National Endangered Species Day
Every single day on the planet, dozens of species are disappearing. That means by the year 2050, anywhere from a third to a half of the species we know today could become extinct. Hundreds of species are threatened, and almost a thousand plant and animal species are endangered. It’s clear that something has to be done soon, or humanity may find itself facing extinction at some point in the future.
There is a holiday that attempts to educate the public about the importance of protecting endangered species, and that holiday is National Endangered Species Day. This day is observed annually on the third Friday in May and encourages everyone to get involved in saving endangered species before it’s too late.
The History of National Endangered Species Day
This holiday was first created in the United States by the U.S. Senate in 2006. While it started as an American holiday, it has since spread around the world, and people across the globe are beginning to take up the banner to protect the endangered species of planet Earth.
Facts About Extinction & Endangered Species
Below are some facts about global extinction and endangered species that we feel everyone should know about.
- The five major causes of declining wildlife biodiversity include habitat loss, pollution, invasive species, human population growth, and overhunting.
- When one plant or animal species goes extinct, it can cause a domino effect that endangers other species.
- Approximately 99% of currently threatened species are due to human activities, such as habitat loss and climate change.
Observing National Endangered Species Day

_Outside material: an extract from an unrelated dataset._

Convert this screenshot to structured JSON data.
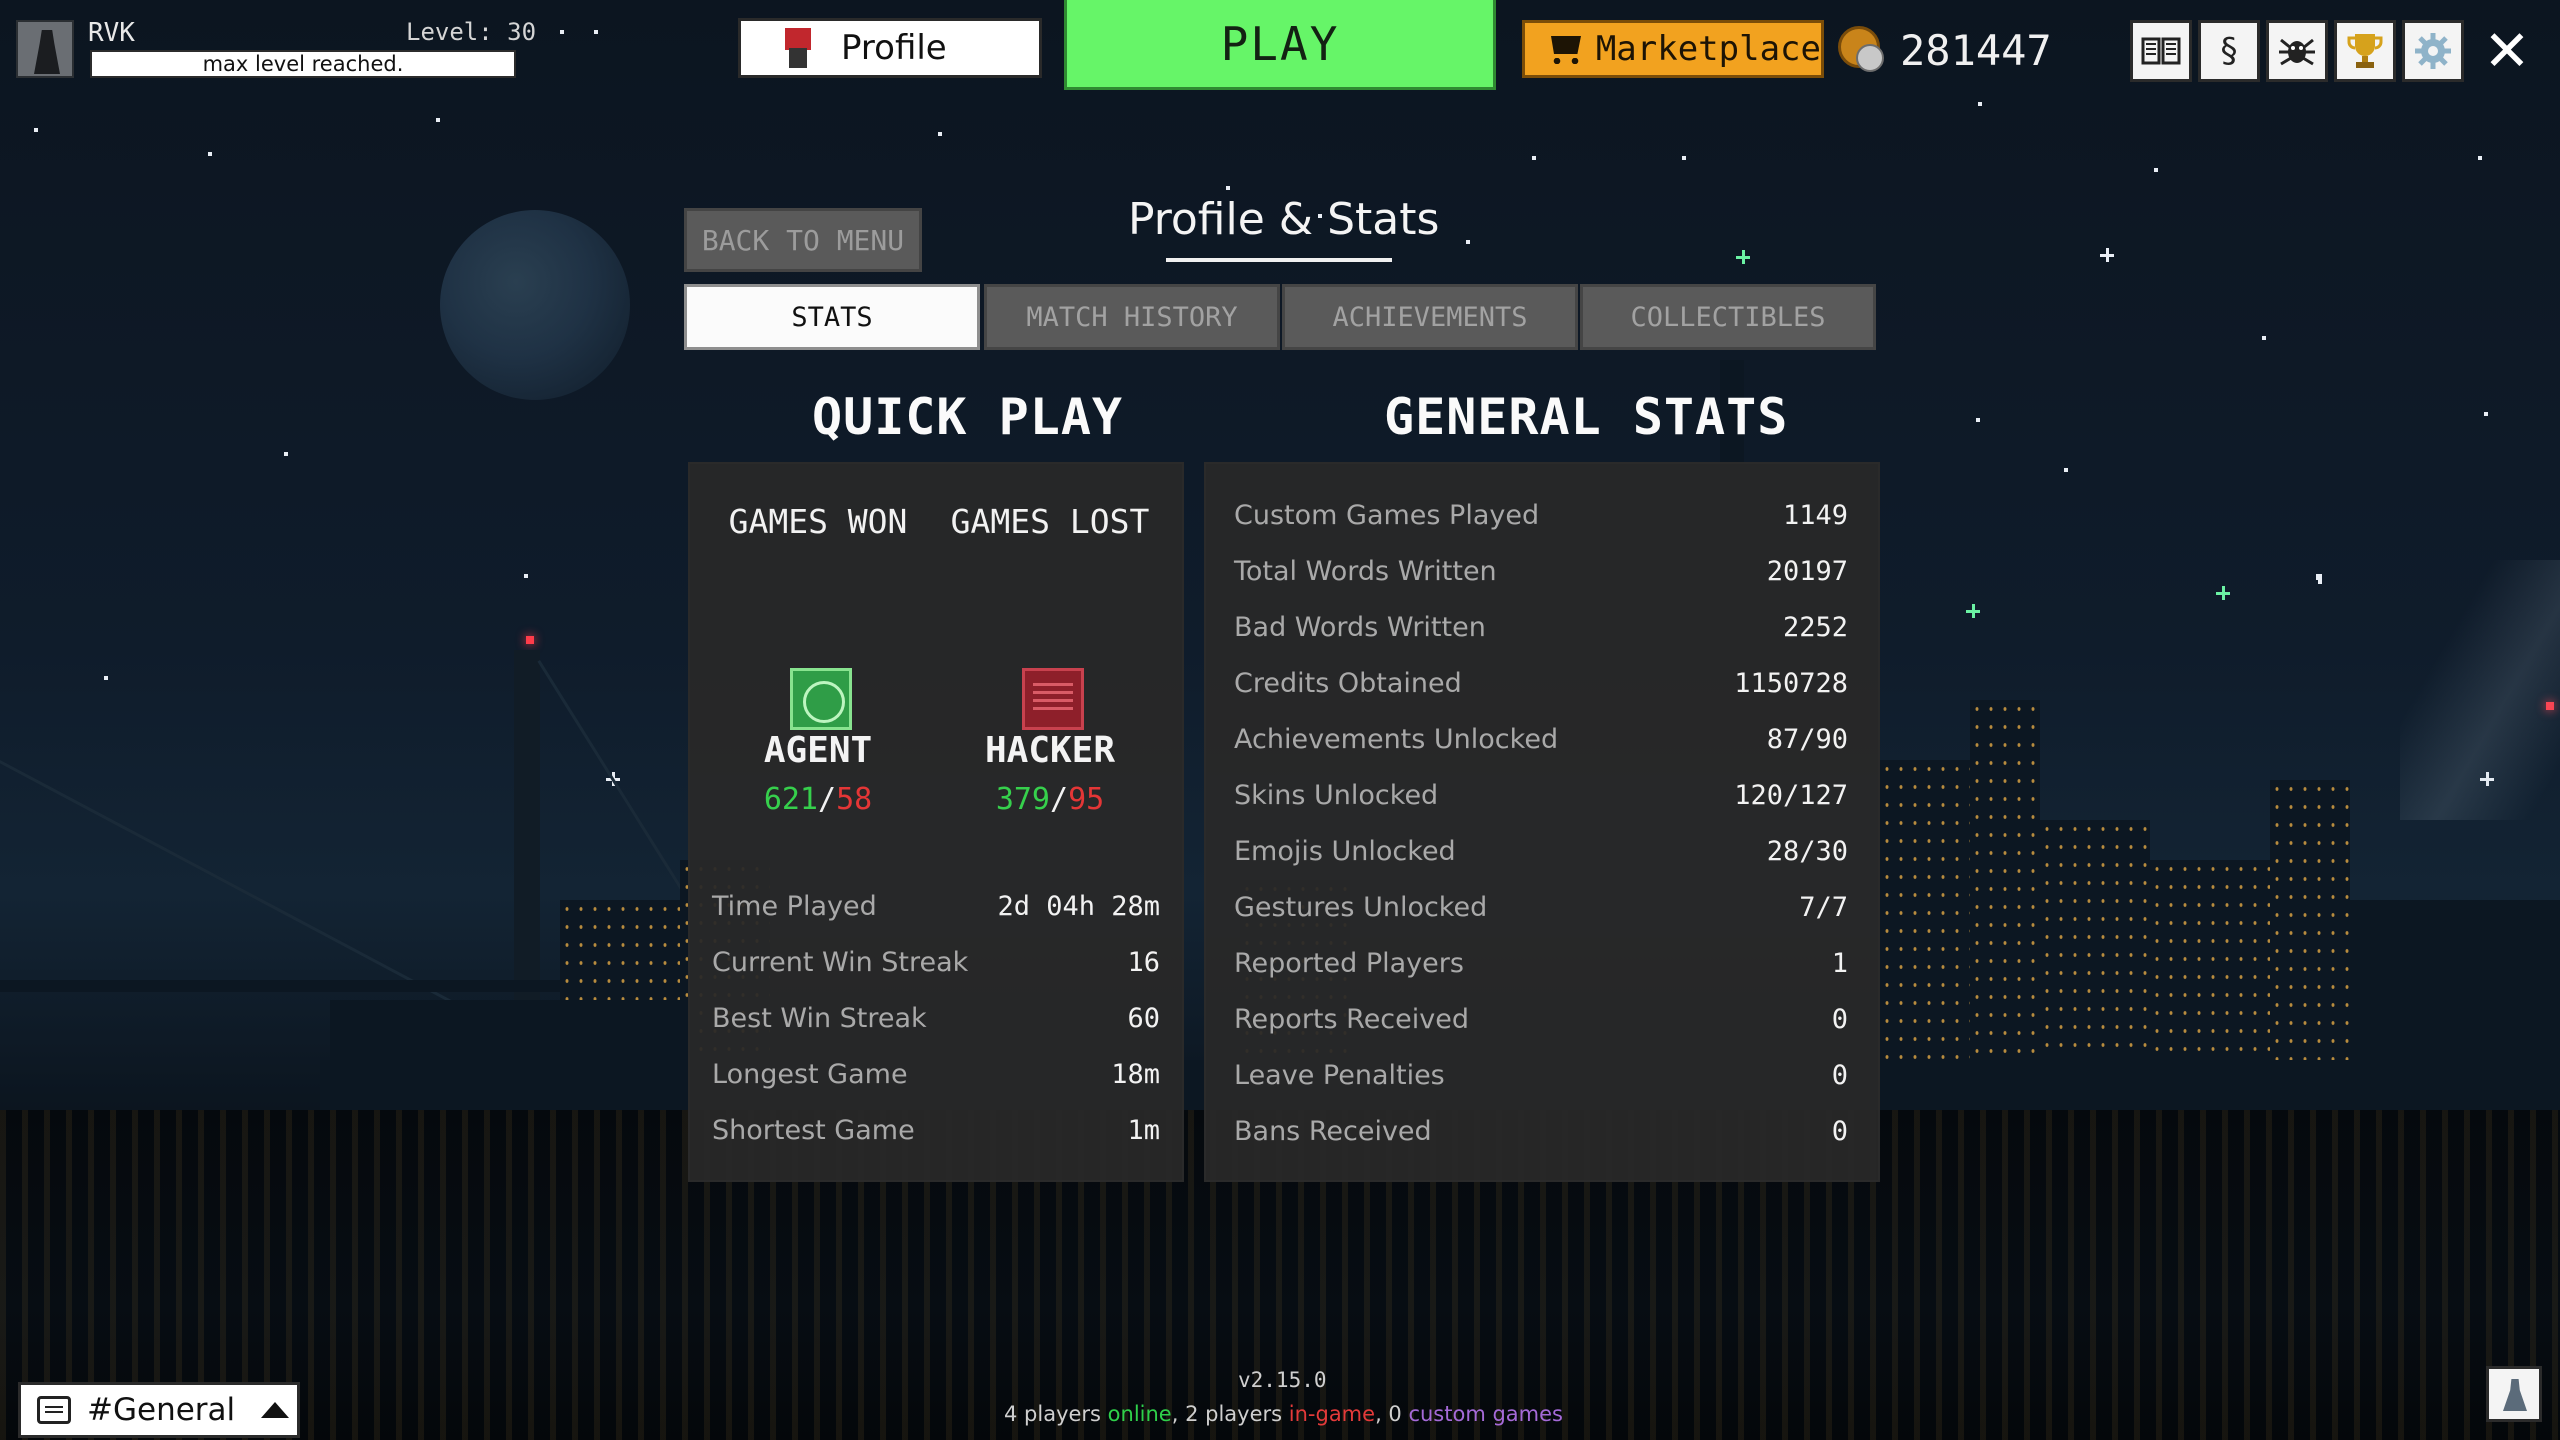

On this holiday, everyone is encouraged to not only learn more about the animals and plants facing extinction but also to do something about it. This can be something as simple as spreading the word about the problem using the hashtag #NationalEndangeredSpeciesDay, or it can involve working towards improving conservation in a particular area of the world. People can also observe this holiday by donating their money and time to conservation and wildlife groups.